*TASK BRIEF:*
Return every entry below exactly as written, minus the pictures.

═════ DATA TO USE ═════

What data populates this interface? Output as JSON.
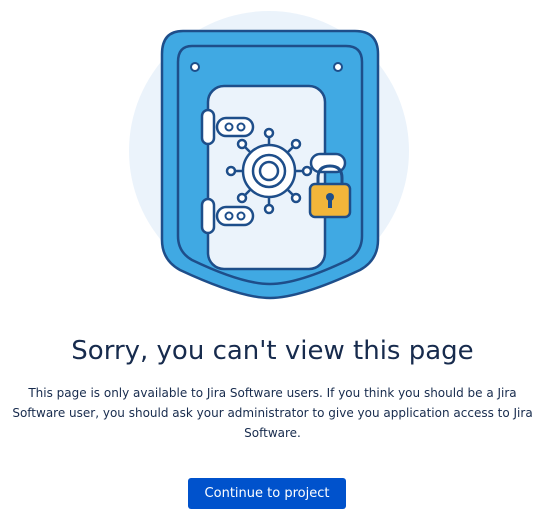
{
  "illustration": {
    "icon": "vault-safe-with-padlock",
    "colors": {
      "background_circle": "#ebf3fb",
      "vault_body": "#40a9e3",
      "vault_outline": "#1e4e8a",
      "door_panel": "#ebf3fb",
      "padlock": "#f2b63a"
    }
  },
  "error": {
    "title": "Sorry, you can't view this page",
    "message": "This page is only available to Jira Software users. If you think you should be a Jira Software user, you should ask your administrator to give you application access to Jira Software."
  },
  "actions": {
    "continue_label": "Continue to project"
  },
  "colors": {
    "primary_button": "#0052cc",
    "text": "#172b4d"
  }
}
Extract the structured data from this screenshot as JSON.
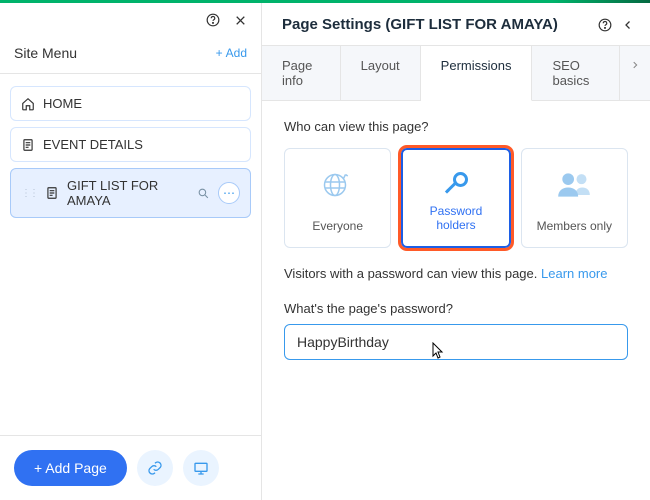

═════

*REPLY:*
What data populates this interface? Output as JSON.
{
  "illustration": {
    "icon": "vault-safe-with-padlock",
    "colors": {
      "background_circle": "#ebf3fb",
      "vault_body": "#40a9e3",
      "vault_outline": "#1e4e8a",
      "door_panel": "#ebf3fb",
      "padlock": "#f2b63a"
    }
  },
  "error": {
    "title": "Sorry, you can't view this page",
    "message": "This page is only available to Jira Software users. If you think you should be a Jira Software user, you should ask your administrator to give you application access to Jira Software."
  },
  "actions": {
    "continue_label": "Continue to project"
  },
  "colors": {
    "primary_button": "#0052cc",
    "text": "#172b4d"
  }
}
Extract the structured data from this screenshot as JSON.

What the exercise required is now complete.